“In the wake of COVID-19, virtual presentations and closings have multiplied in frequency, including online notarizations. Home inspections are prohibited in areas where real estate has been deemed ‘non-essential,’ but in those markets marked ‘essential,’ they can take place with increased handwashing, maintaining a distance of at least six feet, using hand sanitizer, etc.,” says Anton. “As a whole, our industry is fortunate to already have a myriad of cutting-edge tools and technology in place, ensuring that the home-buying process can continue virtually. In all cases, the goal is to ensure that transactions and related procedures are carried out safely and securely.”

At the end of the day, it’s simply about providing consumers with as much information as possible to guide them toward the best solution for them.

Helping Consumers Take Preparative Steps and Guiding Them

By nature, agents are helpers,” says Anton, adding that industry professionals should take this time to be a resource even outside of a transaction.  

“This is an opportunity to shift the perspective and highlight one’s brand as ‘helpful’—to educate and assist. For instance, I spoke with an agent in California who took the time to reach out to customers, provide words of comfort and share lists of area restaurants that are offering great take-out,” says Anton. “While customers are sheltered in place, they’re looking at listings online and trying to get to know a future neighborhood. Take the time to send these prospective homebuyers more information about a community—the top schools, recreational facilities, shopping venues, and beyond.”

Anton also says this is the time to have clients start thinking about the long-term, about how the pandemic might have changed how they feel about their homes and what their needs are.

“How have their interests been impacted? Perhaps they’re now going to want more in-home wellness features and amenities, or a larger home office, a change in the floorplan, bigger square footage, etc.,” says Anton. “Consult your customers. Now, more than ever, is the time to open all lines of communication.” 

“The biggest thing we are telling our members to do is to continue to be a source of information and stability for their clients, referral sources, and their community,” says Hartley. “Use this time to deepen relationships and create new ones. This is a time to give as much as possible!”

Nartey agrees, stating it’s all about being a resource to clients in as many ways as possible.
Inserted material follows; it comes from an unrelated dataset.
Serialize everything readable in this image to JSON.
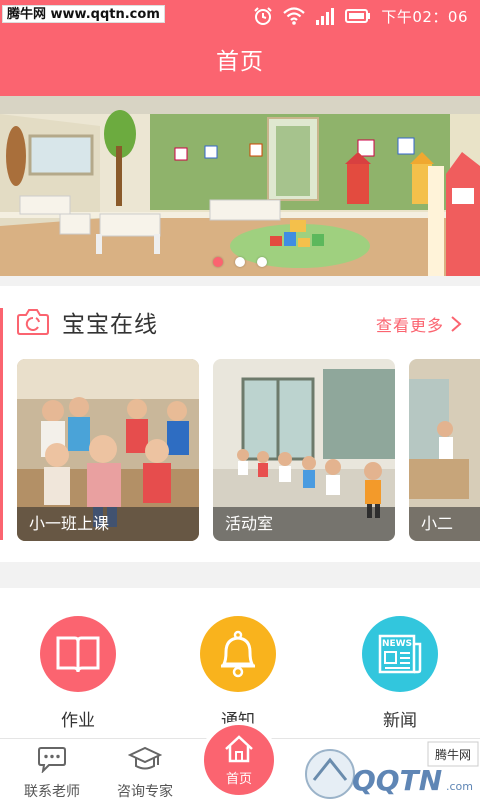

“We recently sent out links to information on everything from best health practices to how to secure SBA disaster loans for small businesses,” says Nartey. “Together we will all get through this, as long as we continue to ask ourselves, ‘How can I be of service to someone else?'”

Serifovic emphasizes that, right now, people are most worried about survival. 

“This is a time to focus on caring for others and humanity,” she says. “I do believe this is the time to be checking on your clients and seeing if they are okay.”

As the coronavirus and its impact on the industry unfold, RISMedia is providing resources and updates. Get the latest.

Liz Dominguez is RISMedia’s senior editor. Email her your real estate news ideas at